=== Work to complete ===
The entries below must be copied exactly as they are.

=== Listed records ===
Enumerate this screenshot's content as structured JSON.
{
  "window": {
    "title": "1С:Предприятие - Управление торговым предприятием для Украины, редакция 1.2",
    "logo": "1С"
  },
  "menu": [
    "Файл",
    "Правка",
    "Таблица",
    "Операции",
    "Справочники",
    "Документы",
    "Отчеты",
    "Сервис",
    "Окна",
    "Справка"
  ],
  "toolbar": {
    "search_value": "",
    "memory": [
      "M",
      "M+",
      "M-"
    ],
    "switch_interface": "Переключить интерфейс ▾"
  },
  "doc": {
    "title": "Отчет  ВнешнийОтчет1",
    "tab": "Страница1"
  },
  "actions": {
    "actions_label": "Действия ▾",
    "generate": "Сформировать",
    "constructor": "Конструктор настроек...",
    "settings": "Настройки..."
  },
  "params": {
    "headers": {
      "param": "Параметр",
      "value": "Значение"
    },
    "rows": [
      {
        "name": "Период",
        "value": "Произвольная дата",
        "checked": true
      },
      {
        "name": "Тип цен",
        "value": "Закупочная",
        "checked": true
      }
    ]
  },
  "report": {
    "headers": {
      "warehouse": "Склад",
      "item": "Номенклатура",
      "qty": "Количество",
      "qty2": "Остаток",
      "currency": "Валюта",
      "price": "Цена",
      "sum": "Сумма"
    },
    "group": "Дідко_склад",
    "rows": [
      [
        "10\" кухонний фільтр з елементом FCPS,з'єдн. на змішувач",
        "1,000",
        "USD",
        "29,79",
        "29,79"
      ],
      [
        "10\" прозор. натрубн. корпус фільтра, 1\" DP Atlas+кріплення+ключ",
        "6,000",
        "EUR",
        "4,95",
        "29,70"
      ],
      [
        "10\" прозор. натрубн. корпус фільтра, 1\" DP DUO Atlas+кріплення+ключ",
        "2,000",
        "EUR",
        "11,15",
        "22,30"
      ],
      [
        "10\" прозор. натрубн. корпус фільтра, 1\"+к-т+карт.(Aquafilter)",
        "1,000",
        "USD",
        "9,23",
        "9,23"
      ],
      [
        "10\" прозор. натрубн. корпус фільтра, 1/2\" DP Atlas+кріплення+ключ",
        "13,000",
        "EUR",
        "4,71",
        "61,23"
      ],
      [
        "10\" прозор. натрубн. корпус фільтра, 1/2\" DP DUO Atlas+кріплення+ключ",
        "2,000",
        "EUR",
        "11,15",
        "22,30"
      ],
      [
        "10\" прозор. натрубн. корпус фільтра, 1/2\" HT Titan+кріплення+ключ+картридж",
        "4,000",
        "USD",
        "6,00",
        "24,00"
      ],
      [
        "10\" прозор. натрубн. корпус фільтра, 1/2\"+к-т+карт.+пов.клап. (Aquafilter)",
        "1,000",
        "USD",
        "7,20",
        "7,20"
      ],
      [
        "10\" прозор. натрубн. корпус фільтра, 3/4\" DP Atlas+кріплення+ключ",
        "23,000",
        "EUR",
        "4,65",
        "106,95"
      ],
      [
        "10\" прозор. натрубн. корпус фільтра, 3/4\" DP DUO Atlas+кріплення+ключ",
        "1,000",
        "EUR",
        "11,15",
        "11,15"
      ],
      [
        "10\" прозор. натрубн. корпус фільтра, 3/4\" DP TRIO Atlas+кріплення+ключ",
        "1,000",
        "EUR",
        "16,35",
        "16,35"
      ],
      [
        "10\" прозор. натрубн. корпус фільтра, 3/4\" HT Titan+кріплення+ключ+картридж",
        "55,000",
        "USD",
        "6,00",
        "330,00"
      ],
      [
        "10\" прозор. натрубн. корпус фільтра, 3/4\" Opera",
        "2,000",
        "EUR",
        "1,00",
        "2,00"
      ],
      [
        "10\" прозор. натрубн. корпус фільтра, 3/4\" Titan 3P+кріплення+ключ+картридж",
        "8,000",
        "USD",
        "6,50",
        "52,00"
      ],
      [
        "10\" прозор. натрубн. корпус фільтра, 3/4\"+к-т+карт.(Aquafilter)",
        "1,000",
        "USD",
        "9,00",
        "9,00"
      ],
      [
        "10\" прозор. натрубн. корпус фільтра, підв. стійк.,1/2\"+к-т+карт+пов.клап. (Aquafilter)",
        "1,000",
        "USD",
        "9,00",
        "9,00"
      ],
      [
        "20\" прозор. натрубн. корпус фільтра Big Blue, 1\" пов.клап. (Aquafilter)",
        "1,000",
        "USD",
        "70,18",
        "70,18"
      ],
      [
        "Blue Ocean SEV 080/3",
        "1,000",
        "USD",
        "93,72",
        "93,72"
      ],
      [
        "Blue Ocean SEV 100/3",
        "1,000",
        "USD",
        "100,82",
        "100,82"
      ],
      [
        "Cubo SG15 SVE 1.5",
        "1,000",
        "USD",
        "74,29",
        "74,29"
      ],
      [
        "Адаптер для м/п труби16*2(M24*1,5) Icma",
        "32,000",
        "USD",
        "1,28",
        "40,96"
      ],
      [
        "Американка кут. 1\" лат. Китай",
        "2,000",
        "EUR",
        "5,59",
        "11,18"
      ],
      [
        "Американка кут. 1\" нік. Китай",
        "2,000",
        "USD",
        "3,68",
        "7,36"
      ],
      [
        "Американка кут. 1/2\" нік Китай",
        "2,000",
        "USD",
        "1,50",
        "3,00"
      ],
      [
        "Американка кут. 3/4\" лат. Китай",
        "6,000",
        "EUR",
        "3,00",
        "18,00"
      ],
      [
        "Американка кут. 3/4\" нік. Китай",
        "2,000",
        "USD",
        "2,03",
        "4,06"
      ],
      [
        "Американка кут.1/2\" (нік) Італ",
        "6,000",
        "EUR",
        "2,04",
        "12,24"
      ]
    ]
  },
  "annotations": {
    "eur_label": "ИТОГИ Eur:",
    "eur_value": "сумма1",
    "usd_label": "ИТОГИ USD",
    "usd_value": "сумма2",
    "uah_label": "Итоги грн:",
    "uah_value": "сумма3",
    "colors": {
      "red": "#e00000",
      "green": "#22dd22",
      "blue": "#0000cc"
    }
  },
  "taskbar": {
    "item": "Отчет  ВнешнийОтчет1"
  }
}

=== Expected answer ===
Enumerate this screenshot's content as structured JSON.
{
  "window": {
    "title": "1С:Предприятие - Управление торговым предприятием для Украины, редакция 1.2",
    "logo": "1С"
  },
  "menu": [
    "Файл",
    "Правка",
    "Таблица",
    "Операции",
    "Справочники",
    "Документы",
    "Отчеты",
    "Сервис",
    "Окна",
    "Справка"
  ],
  "toolbar": {
    "search_value": "",
    "memory": [
      "M",
      "M+",
      "M-"
    ],
    "switch_interface": "Переключить интерфейс ▾"
  },
  "doc": {
    "title": "Отчет  ВнешнийОтчет1",
    "tab": "Страница1"
  },
  "actions": {
    "actions_label": "Действия ▾",
    "generate": "Сформировать",
    "constructor": "Конструктор настроек...",
    "settings": "Настройки..."
  },
  "params": {
    "headers": {
      "param": "Параметр",
      "value": "Значение"
    },
    "rows": [
      {
        "name": "Период",
        "value": "Произвольная дата",
        "checked": true
      },
      {
        "name": "Тип цен",
        "value": "Закупочная",
        "checked": true
      }
    ]
  },
  "report": {
    "headers": {
      "warehouse": "Склад",
      "item": "Номенклатура",
      "qty": "Количество",
      "qty2": "Остаток",
      "currency": "Валюта",
      "price": "Цена",
      "sum": "Сумма"
    },
    "group": "Дідко_склад",
    "rows": [
      [
        "10\" кухонний фільтр з елементом FCPS,з'єдн. на змішувач",
        "1,000",
        "USD",
        "29,79",
        "29,79"
      ],
      [
        "10\" прозор. натрубн. корпус фільтра, 1\" DP Atlas+кріплення+ключ",
        "6,000",
        "EUR",
        "4,95",
        "29,70"
      ],
      [
        "10\" прозор. натрубн. корпус фільтра, 1\" DP DUO Atlas+кріплення+ключ",
        "2,000",
        "EUR",
        "11,15",
        "22,30"
      ],
      [
        "10\" прозор. натрубн. корпус фільтра, 1\"+к-т+карт.(Aquafilter)",
        "1,000",
        "USD",
        "9,23",
        "9,23"
      ],
      [
        "10\" прозор. натрубн. корпус фільтра, 1/2\" DP Atlas+кріплення+ключ",
        "13,000",
        "EUR",
        "4,71",
        "61,23"
      ],
      [
        "10\" прозор. натрубн. корпус фільтра, 1/2\" DP DUO Atlas+кріплення+ключ",
        "2,000",
        "EUR",
        "11,15",
        "22,30"
      ],
      [
        "10\" прозор. натрубн. корпус фільтра, 1/2\" HT Titan+кріплення+ключ+картридж",
        "4,000",
        "USD",
        "6,00",
        "24,00"
      ],
      [
        "10\" прозор. натрубн. корпус фільтра, 1/2\"+к-т+карт.+пов.клап. (Aquafilter)",
        "1,000",
        "USD",
        "7,20",
        "7,20"
      ],
      [
        "10\" прозор. натрубн. корпус фільтра, 3/4\" DP Atlas+кріплення+ключ",
        "23,000",
        "EUR",
        "4,65",
        "106,95"
      ],
      [
        "10\" прозор. натрубн. корпус фільтра, 3/4\" DP DUO Atlas+кріплення+ключ",
        "1,000",
        "EUR",
        "11,15",
        "11,15"
      ],
      [
        "10\" прозор. натрубн. корпус фільтра, 3/4\" DP TRIO Atlas+кріплення+ключ",
        "1,000",
        "EUR",
        "16,35",
        "16,35"
      ],
      [
        "10\" прозор. натрубн. корпус фільтра, 3/4\" HT Titan+кріплення+ключ+картридж",
        "55,000",
        "USD",
        "6,00",
        "330,00"
      ],
      [
        "10\" прозор. натрубн. корпус фільтра, 3/4\" Opera",
        "2,000",
        "EUR",
        "1,00",
        "2,00"
      ],
      [
        "10\" прозор. натрубн. корпус фільтра, 3/4\" Titan 3P+кріплення+ключ+картридж",
        "8,000",
        "USD",
        "6,50",
        "52,00"
      ],
      [
        "10\" прозор. натрубн. корпус фільтра, 3/4\"+к-т+карт.(Aquafilter)",
        "1,000",
        "USD",
        "9,00",
        "9,00"
      ],
      [
        "10\" прозор. натрубн. корпус фільтра, підв. стійк.,1/2\"+к-т+карт+пов.клап. (Aquafilter)",
        "1,000",
        "USD",
        "9,00",
        "9,00"
      ],
      [
        "20\" прозор. натрубн. корпус фільтра Big Blue, 1\" пов.клап. (Aquafilter)",
        "1,000",
        "USD",
        "70,18",
        "70,18"
      ],
      [
        "Blue Ocean SEV 080/3",
        "1,000",
        "USD",
        "93,72",
        "93,72"
      ],
      [
        "Blue Ocean SEV 100/3",
        "1,000",
        "USD",
        "100,82",
        "100,82"
      ],
      [
        "Cubo SG15 SVE 1.5",
        "1,000",
        "USD",
        "74,29",
        "74,29"
      ],
      [
        "Адаптер для м/п труби16*2(M24*1,5) Icma",
        "32,000",
        "USD",
        "1,28",
        "40,96"
      ],
      [
        "Американка кут. 1\" лат. Китай",
        "2,000",
        "EUR",
        "5,59",
        "11,18"
      ],
      [
        "Американка кут. 1\" нік. Китай",
        "2,000",
        "USD",
        "3,68",
        "7,36"
      ],
      [
        "Американка кут. 1/2\" нік Китай",
        "2,000",
        "USD",
        "1,50",
        "3,00"
      ],
      [
        "Американка кут. 3/4\" лат. Китай",
        "6,000",
        "EUR",
        "3,00",
        "18,00"
      ],
      [
        "Американка кут. 3/4\" нік. Китай",
        "2,000",
        "USD",
        "2,03",
        "4,06"
      ],
      [
        "Американка кут.1/2\" (нік) Італ",
        "6,000",
        "EUR",
        "2,04",
        "12,24"
      ]
    ]
  },
  "annotations": {
    "eur_label": "ИТОГИ Eur:",
    "eur_value": "сумма1",
    "usd_label": "ИТОГИ USD",
    "usd_value": "сумма2",
    "uah_label": "Итоги грн:",
    "uah_value": "сумма3",
    "colors": {
      "red": "#e00000",
      "green": "#22dd22",
      "blue": "#0000cc"
    }
  },
  "taskbar": {
    "item": "Отчет  ВнешнийОтчет1"
  }
}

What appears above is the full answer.